## Problem
Take each line of the records below that contains the string "data" and copy it.

## Exercise input
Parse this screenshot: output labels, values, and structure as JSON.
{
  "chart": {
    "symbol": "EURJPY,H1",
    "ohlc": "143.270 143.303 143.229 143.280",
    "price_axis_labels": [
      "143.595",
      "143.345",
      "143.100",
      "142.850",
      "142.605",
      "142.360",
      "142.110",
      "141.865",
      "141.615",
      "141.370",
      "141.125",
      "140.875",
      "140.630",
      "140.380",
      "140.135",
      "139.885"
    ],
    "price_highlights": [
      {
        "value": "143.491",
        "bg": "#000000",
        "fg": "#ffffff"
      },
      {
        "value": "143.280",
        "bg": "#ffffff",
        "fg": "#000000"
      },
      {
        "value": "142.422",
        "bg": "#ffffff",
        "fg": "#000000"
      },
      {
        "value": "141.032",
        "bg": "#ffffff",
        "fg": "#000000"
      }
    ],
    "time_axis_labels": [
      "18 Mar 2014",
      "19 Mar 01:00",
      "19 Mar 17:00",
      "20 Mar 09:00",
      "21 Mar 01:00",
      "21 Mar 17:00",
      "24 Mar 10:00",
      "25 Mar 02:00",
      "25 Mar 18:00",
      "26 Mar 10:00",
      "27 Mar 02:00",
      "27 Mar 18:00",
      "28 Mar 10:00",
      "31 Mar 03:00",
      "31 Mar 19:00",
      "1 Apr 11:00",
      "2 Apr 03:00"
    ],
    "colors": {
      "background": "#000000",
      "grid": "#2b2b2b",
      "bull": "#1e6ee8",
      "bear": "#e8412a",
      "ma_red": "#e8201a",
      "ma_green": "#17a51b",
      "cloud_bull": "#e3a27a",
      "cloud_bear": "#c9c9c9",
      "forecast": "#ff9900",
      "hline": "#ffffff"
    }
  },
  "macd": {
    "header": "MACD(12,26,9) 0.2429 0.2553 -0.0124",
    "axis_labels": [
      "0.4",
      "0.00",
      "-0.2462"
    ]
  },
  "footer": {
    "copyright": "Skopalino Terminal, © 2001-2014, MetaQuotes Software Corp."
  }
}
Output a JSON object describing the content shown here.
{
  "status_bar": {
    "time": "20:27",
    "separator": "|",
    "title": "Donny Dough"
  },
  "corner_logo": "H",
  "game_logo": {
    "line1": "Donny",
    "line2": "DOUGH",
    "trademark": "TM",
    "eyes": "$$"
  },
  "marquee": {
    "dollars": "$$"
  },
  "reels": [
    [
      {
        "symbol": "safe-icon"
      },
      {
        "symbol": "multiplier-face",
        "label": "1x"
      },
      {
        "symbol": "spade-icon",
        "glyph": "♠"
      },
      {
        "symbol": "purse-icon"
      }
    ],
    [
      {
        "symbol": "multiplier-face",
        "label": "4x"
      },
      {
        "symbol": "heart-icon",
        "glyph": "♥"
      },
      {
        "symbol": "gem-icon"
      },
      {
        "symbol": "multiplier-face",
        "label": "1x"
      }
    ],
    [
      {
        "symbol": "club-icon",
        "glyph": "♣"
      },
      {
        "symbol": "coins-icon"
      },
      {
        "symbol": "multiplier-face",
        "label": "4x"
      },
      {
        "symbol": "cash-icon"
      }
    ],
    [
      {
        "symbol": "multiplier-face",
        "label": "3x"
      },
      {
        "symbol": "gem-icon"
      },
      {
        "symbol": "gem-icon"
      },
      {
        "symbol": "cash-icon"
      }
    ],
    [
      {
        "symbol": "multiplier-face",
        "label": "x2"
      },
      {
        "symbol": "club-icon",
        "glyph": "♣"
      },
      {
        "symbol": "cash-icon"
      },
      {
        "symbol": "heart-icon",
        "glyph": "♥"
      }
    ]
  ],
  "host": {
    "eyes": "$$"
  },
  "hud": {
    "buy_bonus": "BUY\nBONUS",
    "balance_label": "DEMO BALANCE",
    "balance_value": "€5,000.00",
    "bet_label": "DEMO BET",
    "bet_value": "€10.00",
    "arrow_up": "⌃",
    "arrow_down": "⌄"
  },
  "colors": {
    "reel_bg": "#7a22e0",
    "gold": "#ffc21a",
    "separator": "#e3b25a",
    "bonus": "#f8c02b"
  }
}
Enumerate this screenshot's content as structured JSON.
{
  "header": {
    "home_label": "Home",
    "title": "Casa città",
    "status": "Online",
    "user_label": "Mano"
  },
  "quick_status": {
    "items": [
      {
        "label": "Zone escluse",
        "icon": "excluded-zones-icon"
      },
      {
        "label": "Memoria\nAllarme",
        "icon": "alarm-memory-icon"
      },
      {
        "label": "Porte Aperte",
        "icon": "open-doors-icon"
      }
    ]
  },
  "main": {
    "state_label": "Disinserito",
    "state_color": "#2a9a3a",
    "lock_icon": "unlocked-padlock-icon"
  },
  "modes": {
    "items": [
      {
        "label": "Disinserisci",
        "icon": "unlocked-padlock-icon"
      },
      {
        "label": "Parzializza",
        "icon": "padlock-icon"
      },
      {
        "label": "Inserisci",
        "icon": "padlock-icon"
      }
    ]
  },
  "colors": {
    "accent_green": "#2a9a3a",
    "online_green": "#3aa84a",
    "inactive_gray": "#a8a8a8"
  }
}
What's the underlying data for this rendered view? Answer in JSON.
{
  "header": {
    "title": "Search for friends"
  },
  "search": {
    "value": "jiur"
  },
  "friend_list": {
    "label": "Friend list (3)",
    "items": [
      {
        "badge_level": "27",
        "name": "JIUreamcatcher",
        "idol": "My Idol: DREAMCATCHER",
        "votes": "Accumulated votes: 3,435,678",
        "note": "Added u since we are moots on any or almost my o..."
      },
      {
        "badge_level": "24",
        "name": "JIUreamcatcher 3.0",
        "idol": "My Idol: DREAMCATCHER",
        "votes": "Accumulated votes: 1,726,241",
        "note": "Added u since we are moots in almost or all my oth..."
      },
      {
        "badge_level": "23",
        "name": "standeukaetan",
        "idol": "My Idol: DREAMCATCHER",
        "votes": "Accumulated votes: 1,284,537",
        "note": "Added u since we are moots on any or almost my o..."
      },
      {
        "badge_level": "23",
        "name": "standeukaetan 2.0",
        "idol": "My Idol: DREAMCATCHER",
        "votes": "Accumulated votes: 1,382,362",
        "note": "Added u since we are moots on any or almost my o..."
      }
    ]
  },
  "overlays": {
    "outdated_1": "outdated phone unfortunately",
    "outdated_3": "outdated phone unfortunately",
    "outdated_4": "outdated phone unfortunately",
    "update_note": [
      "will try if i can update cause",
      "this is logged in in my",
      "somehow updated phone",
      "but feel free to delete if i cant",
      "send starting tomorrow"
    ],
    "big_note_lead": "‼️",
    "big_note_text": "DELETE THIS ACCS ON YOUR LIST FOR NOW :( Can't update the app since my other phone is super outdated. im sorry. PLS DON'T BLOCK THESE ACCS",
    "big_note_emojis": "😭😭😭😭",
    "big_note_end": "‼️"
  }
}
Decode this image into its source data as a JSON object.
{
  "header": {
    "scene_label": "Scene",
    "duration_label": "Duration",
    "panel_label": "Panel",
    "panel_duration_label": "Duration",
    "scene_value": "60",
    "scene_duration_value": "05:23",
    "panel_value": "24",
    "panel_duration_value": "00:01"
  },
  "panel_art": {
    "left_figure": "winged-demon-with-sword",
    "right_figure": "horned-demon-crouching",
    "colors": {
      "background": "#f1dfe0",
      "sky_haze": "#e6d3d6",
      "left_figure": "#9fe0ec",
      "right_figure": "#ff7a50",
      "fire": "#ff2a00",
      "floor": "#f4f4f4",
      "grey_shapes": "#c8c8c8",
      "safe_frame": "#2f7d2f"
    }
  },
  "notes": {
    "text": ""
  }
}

## Result of the task
What's the underlying data for this rendered view? Answer in JSON.
Decode this image into its source data as a JSON object.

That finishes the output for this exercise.